The National Assembly’s Standing Committee on Finance (Scof) today accepted a proposal by the Minister of Finance, Enoch Godongwana, that the two-pot retirement system be implemented on 1 September next year.
As Moonstone previously reported, on 21 November, Scof rejected National Treasury’s proposal to move out the implementation date from 1 March 2024 to 1 March 2025.
The enabling legislation for the two-pot system is the 2023 Revenue Laws Amendment Bill (RLAB), which is a money Bill. Scof was therefore required to inform the Minister of Finance of its intention to amend the legislation (that is, the implementation date) and provide him with 14 days to respond. (The 14 days exclude Saturdays, Sundays, and public holidays.)
This morning, Scof’s chairperson, Joseph Maswanganyi (ANC), disclosed that he had received a response from the minister.
In his letter, Godongwana said National Treasury has six concerns regarding the revised date of 1 March 2024.
First, the Pension Funds Amendment (PFA) Bill, which is required for the RLAB to be effective, has not been tabled in Parliament. The PFA Bill was approved by Cabinet on 29 November for submission to Parliament and will be tabled shortly. The amendments in the PFA Bill enable retirement funds to amend their fund rules to cater for the two-pot system.
The effective date of the RLAB cannot predate the implementation of the PFA Bill. Given that the PFA Bill has not yet been tabled, there is a concern that the legislative process will not be complete by 1 March 2024.
Second, even if both the PFA Bill and the RLAB can be promulgated by 1 March 2024, funds will be required to amend their fund rules and submit them to the FSCA for registration. Funds should communicate the proposed amendments and their impact to their members. Fund rules can be submitted to the FSCA for approval only after the RLAB and the PFA Bill have been enacted.
Although the FSCA can have its systems ready to receive fund rule amendments from 1 March 2024, it will take about three months from the receipt of the draft rules for the approvals to be finalised. There are 1 324 active retirement funds that will have to submit their amended rules for registration and approval.

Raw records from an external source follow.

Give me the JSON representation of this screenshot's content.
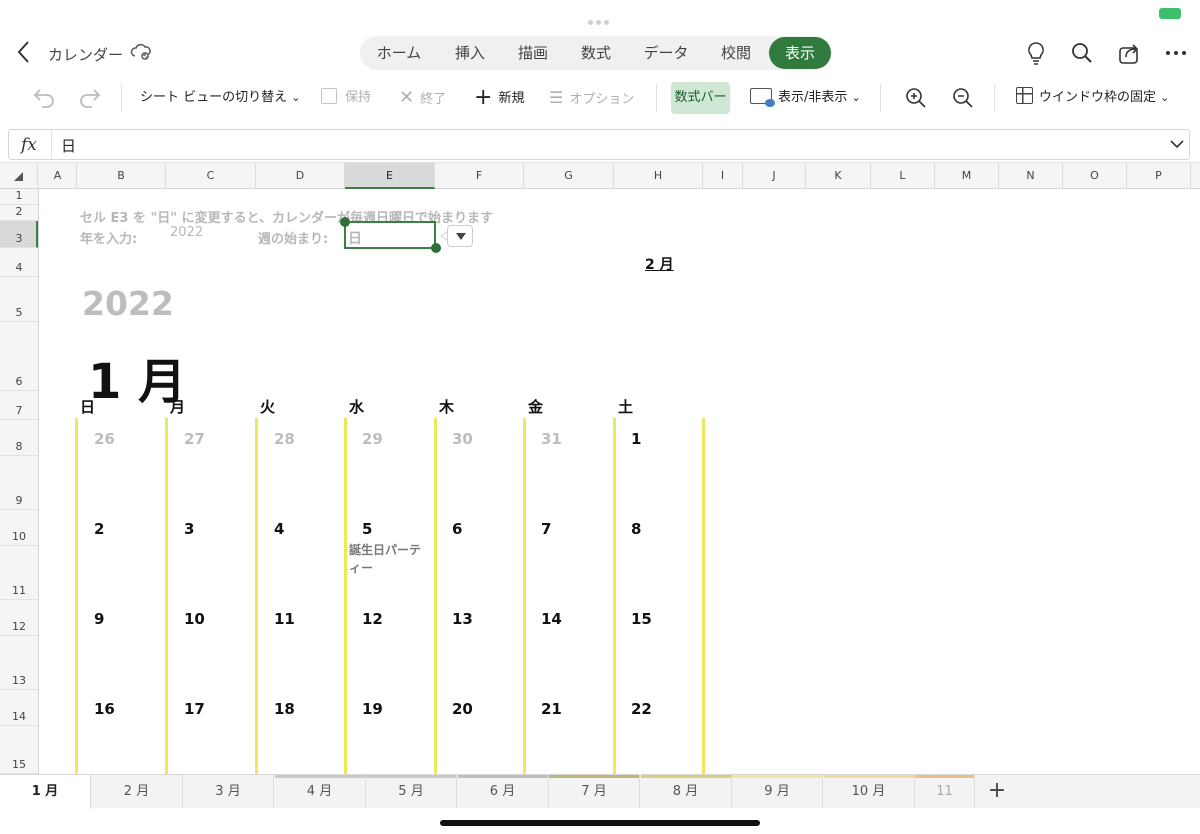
{
  "window": {
    "title": "カレンダー"
  },
  "ribbon": {
    "tabs": [
      "ホーム",
      "挿入",
      "描画",
      "数式",
      "データ",
      "校閲",
      "表示"
    ],
    "active": "表示"
  },
  "toolbar": {
    "sheet_view_label": "シート ビューの切り替え",
    "keep_label": "保持",
    "exit_label": "終了",
    "new_label": "新規",
    "options_label": "オプション",
    "formula_bar_label": "数式バー",
    "show_hide_label": "表示/非表示",
    "freeze_label": "ウインドウ枠の固定"
  },
  "formula_bar": {
    "fx": "fx",
    "value": "日"
  },
  "columns": [
    "A",
    "B",
    "C",
    "D",
    "E",
    "F",
    "G",
    "H",
    "I",
    "J",
    "K",
    "L",
    "M",
    "N",
    "O",
    "P"
  ],
  "selected_column": "E",
  "rows": [
    "1",
    "2",
    "3",
    "4",
    "5",
    "6",
    "7",
    "8",
    "9",
    "10",
    "11",
    "12",
    "13",
    "14",
    "15"
  ],
  "selected_row": "3",
  "sheet": {
    "hint": "セル E3 を \"日\" に変更すると、カレンダーが毎週日曜日で始まります",
    "year_label": "年を入力:",
    "year_value": "2022",
    "week_start_label": "週の始まり:",
    "week_start_value": "日",
    "next_month_link": "2 月",
    "year": "2022",
    "month": "1 月",
    "weekdays": [
      "日",
      "月",
      "火",
      "水",
      "木",
      "金",
      "土"
    ],
    "weeks": [
      [
        "26",
        "27",
        "28",
        "29",
        "30",
        "31",
        "1"
      ],
      [
        "2",
        "3",
        "4",
        "5",
        "6",
        "7",
        "8"
      ],
      [
        "9",
        "10",
        "11",
        "12",
        "13",
        "14",
        "15"
      ],
      [
        "16",
        "17",
        "18",
        "19",
        "20",
        "21",
        "22"
      ]
    ],
    "prev_month_days": 6,
    "event_note": "誕生日パーティー"
  },
  "sheet_tabs": [
    "1 月",
    "2 月",
    "3 月",
    "4 月",
    "5 月",
    "6 月",
    "7 月",
    "8 月",
    "9 月",
    "10 月",
    "11"
  ],
  "active_sheet": "1 月",
  "colors": {
    "accent": "#2f7a3c",
    "calendar_line": "#ecea5a"
  }
}
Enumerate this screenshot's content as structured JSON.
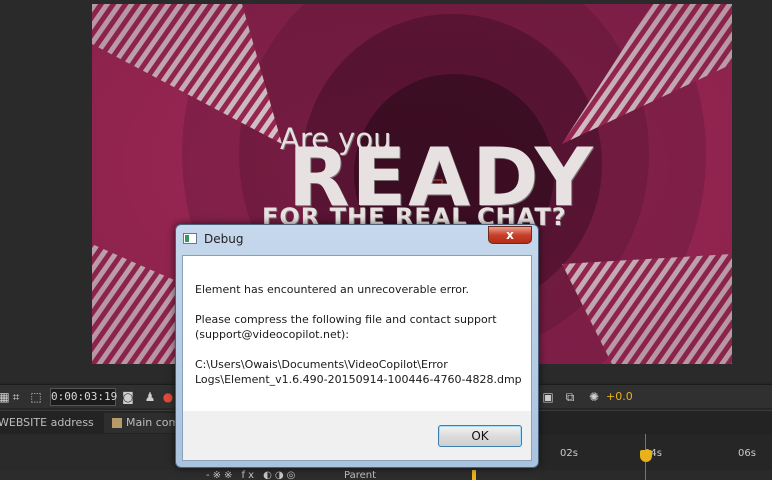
{
  "composition": {
    "line1": "Are you",
    "line2": "READY",
    "line3": "FOR THE REAL CHAT?",
    "bg_color": "#9b2451"
  },
  "viewer_toolbar": {
    "timecode": "0:00:03:19",
    "exposure": "+0.0",
    "icons": [
      "region-of-interest-icon",
      "transparency-grid-icon",
      "camera-snapshot-icon",
      "show-snapshot-icon",
      "color-channel-icon",
      "reset-exposure-icon",
      "flowchart-icon",
      "exposure-icon"
    ]
  },
  "tabs": [
    {
      "label": "WEBSITE address"
    },
    {
      "label": "Main comp"
    }
  ],
  "timeline": {
    "ruler_labels": [
      "02s",
      "04s",
      "06s"
    ],
    "parent_label": "Parent",
    "switch_glyphs": "-※※ fx ◐◑◎"
  },
  "dialog": {
    "title": "Debug",
    "close_label": "x",
    "message_line1": "Element has encountered an unrecoverable error.",
    "message_line2": "Please compress the following file and contact support",
    "message_line3": "(support@videocopilot.net):",
    "path_line1": "C:\\Users\\Owais\\Documents\\VideoCopilot\\Error",
    "path_line2": "Logs\\Element_v1.6.490-20150914-100446-4760-4828.dmp",
    "ok_label": "OK"
  }
}
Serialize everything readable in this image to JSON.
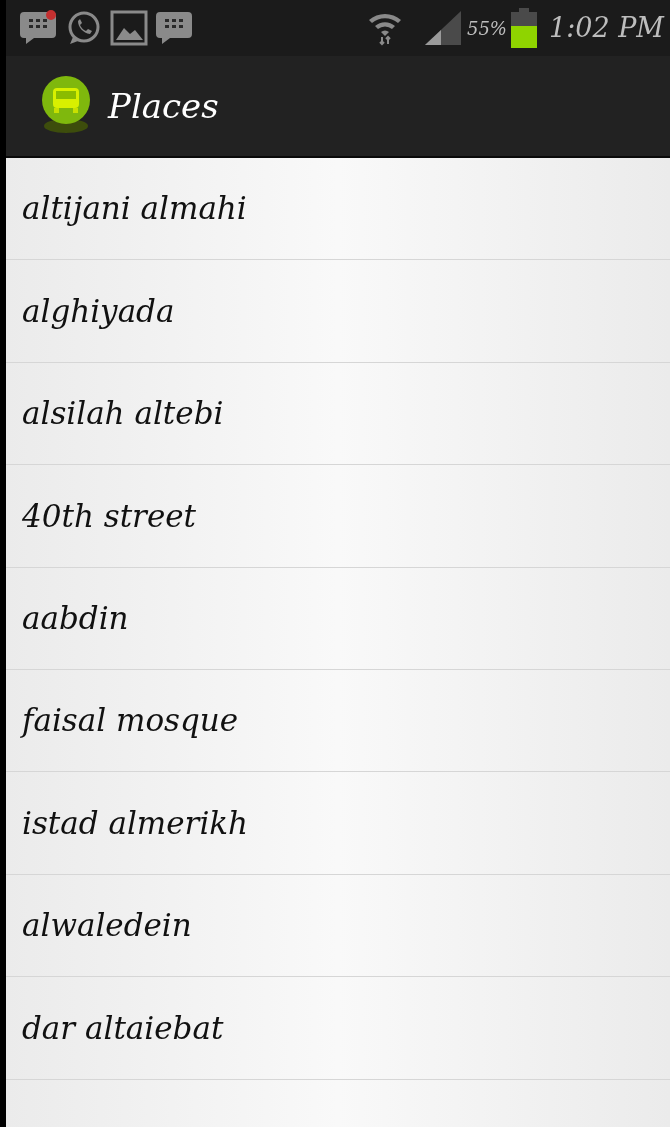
{
  "status_bar": {
    "battery_text": "55%",
    "time": "1:02 PM"
  },
  "action_bar": {
    "title": "Places"
  },
  "places": [
    {
      "name": "altijani almahi"
    },
    {
      "name": "alghiyada"
    },
    {
      "name": "alsilah altebi"
    },
    {
      "name": "40th street"
    },
    {
      "name": "aabdin"
    },
    {
      "name": "faisal mosque"
    },
    {
      "name": "istad almerikh"
    },
    {
      "name": "alwaledein"
    },
    {
      "name": "dar altaiebat"
    }
  ]
}
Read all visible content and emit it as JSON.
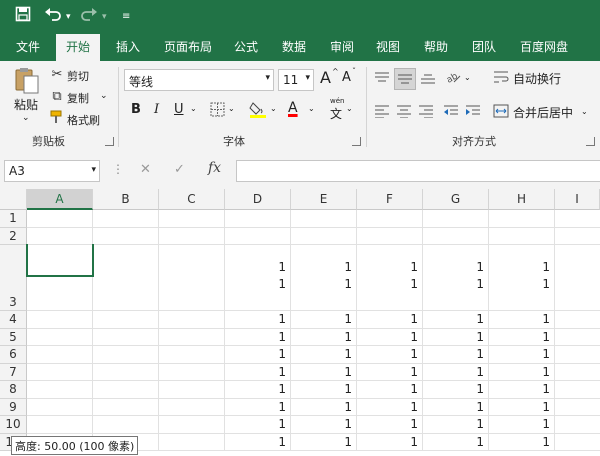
{
  "quick_access": {
    "save_icon": "save-icon",
    "undo_icon": "undo-icon",
    "redo_icon": "redo-icon",
    "customize_icon": "dropdown-icon"
  },
  "tabs": [
    {
      "label": "文件"
    },
    {
      "label": "开始",
      "active": true
    },
    {
      "label": "插入"
    },
    {
      "label": "页面布局"
    },
    {
      "label": "公式"
    },
    {
      "label": "数据"
    },
    {
      "label": "审阅"
    },
    {
      "label": "视图"
    },
    {
      "label": "帮助"
    },
    {
      "label": "团队"
    },
    {
      "label": "百度网盘"
    }
  ],
  "ribbon": {
    "clipboard": {
      "paste": "粘贴",
      "cut": "剪切",
      "copy": "复制",
      "format_painter": "格式刷",
      "group_label": "剪贴板"
    },
    "font": {
      "font_name": "等线",
      "font_size": "11",
      "grow": "A",
      "shrink": "A",
      "bold": "B",
      "italic": "I",
      "underline": "U",
      "color_letter": "A",
      "wen": "wén",
      "wen_char": "文",
      "group_label": "字体",
      "fill_color": "#ffff00",
      "font_color": "#ff0000"
    },
    "alignment": {
      "wrap_text": "自动换行",
      "merge_center": "合并后居中",
      "group_label": "对齐方式"
    }
  },
  "formula_bar": {
    "name_box": "A3",
    "fx": "fx",
    "cancel": "✕",
    "enter": "✓",
    "content": ""
  },
  "sheet": {
    "columns": [
      "A",
      "B",
      "C",
      "D",
      "E",
      "F",
      "G",
      "H",
      "I"
    ],
    "selected_column": "A",
    "rows": [
      {
        "label": "1",
        "values": [
          "",
          "",
          "",
          "",
          "",
          "",
          "",
          ""
        ]
      },
      {
        "label": "2",
        "values": [
          "",
          "",
          "",
          "",
          "",
          "",
          "",
          ""
        ]
      },
      {
        "label": "3",
        "values": [
          "",
          "",
          "",
          "1",
          "1",
          "1",
          "1",
          "1"
        ],
        "second_line": [
          "",
          "",
          "",
          "1",
          "1",
          "1",
          "1",
          "1"
        ],
        "tall": true
      },
      {
        "label": "4",
        "values": [
          "",
          "",
          "",
          "1",
          "1",
          "1",
          "1",
          "1"
        ]
      },
      {
        "label": "5",
        "values": [
          "",
          "",
          "",
          "1",
          "1",
          "1",
          "1",
          "1"
        ]
      },
      {
        "label": "6",
        "values": [
          "",
          "",
          "",
          "1",
          "1",
          "1",
          "1",
          "1"
        ]
      },
      {
        "label": "7",
        "values": [
          "",
          "",
          "",
          "1",
          "1",
          "1",
          "1",
          "1"
        ]
      },
      {
        "label": "8",
        "values": [
          "",
          "",
          "",
          "1",
          "1",
          "1",
          "1",
          "1"
        ]
      },
      {
        "label": "9",
        "values": [
          "",
          "",
          "",
          "1",
          "1",
          "1",
          "1",
          "1"
        ]
      },
      {
        "label": "10",
        "values": [
          "",
          "",
          "",
          "1",
          "1",
          "1",
          "1",
          "1"
        ]
      },
      {
        "label": "11",
        "values": [
          "",
          "",
          "",
          "1",
          "1",
          "1",
          "1",
          "1"
        ]
      }
    ],
    "tooltip": "高度: 50.00 (100 像素)"
  },
  "colors": {
    "brand": "#217346",
    "ribbon_bg": "#f3f3f3"
  }
}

Third, there are retirement funds that are not regulated under the Pension Funds Act but in terms of separate Acts of Parliament, and they will have to follow their own processes. In the case of the Government Employees Pension Fund (GEPF), fund rule amendments require consultations through the Public Sector Co-ordinating Bargaining Council. The GEPF is not a party to the bargaining council; therefore, these amendments will have to be proposed by the employer (represented by the Department of Public Services and Administration) for consideration by parties in the Bargaining Council. These processes are likely to extend beyond 1 March 2024 before they are completed.
Fourth, to enable withdrawals from the savings component at the date of implementation, funds must be able to apply the correct tax rate for the withholding of tax. This will be done through a directive from the South African Revenue Service (SARS). SARS has indicated that it needs at least six months after the promulgation of legislation to put such a system in place.
If the 1 March 2024 implementation date is retained, SARS will have to rely on a sub-optimal interim system, where SARS cannot guarantee quick turnaround times or the accuracy of the system. This runs the risk of withholding too much tax, which could exacerbate hardship for members, or too little which would result in a large tax liability for members on assessment at the end of the tax year.
Fifth, from an investment perspective, an implementation date of 1 March 2024 would require the fund managers of retirement funds urgently to reallocate their portfolios to meet the potential liquidity demands from the expected withdrawal requests. The need for liquidity could result in direct negative market impacts because assets will have to be disposed of over a shorter period to prepare for those increased withdrawals.
Sixth, the two-pot system is a fundamental restructuring of the retirement system. There should be a comprehensive communication and education campaign by both government and industry to inform members of the impact of the new regime on their retirement fund savings. Retirement fund members and financial advisers will need sufficient time to assimilate the implications of the new system, or members may make hastened decisions that could undermine their financial future.
Godongwana said he recognised that delaying the implementation is frustrating to retirement fund members, who expected that they would have access to a portion of their retirement fund savings by 1 March 2024, and to members of Scof, who have debated this issue over the past two years.
“However, the concerns I have raised above indicate it is highly unlikely that we will be able to achieve a smooth implementation in restructuring the retirement system by 1 March 2024.”
As a result, Godongwana proposed that implementation be delayed to 1 September 2024.
“National Treasury officials have had discussions with SARS, the FSCA, the GEPF, and the Government Pensions Administration Agency, and these institutions have indicated that a 1 September 2024 implementation date would be achievable, even though they would still be under pressure to get their internal systems and processes ready by that date.
“This implementation date is six months prior to the previously proposed delay to 1 March 2025 and would hopefully indicate that we have considered the concerns of the Standing Committee on Finance with utmost seriousness and are determined to achieve an earlier introduction of the new retirement fund system,” the letter said.
After a brief discussion, MPs from the ANC, DA, and EFF accepted the proposed implementation date of 1 September 2024.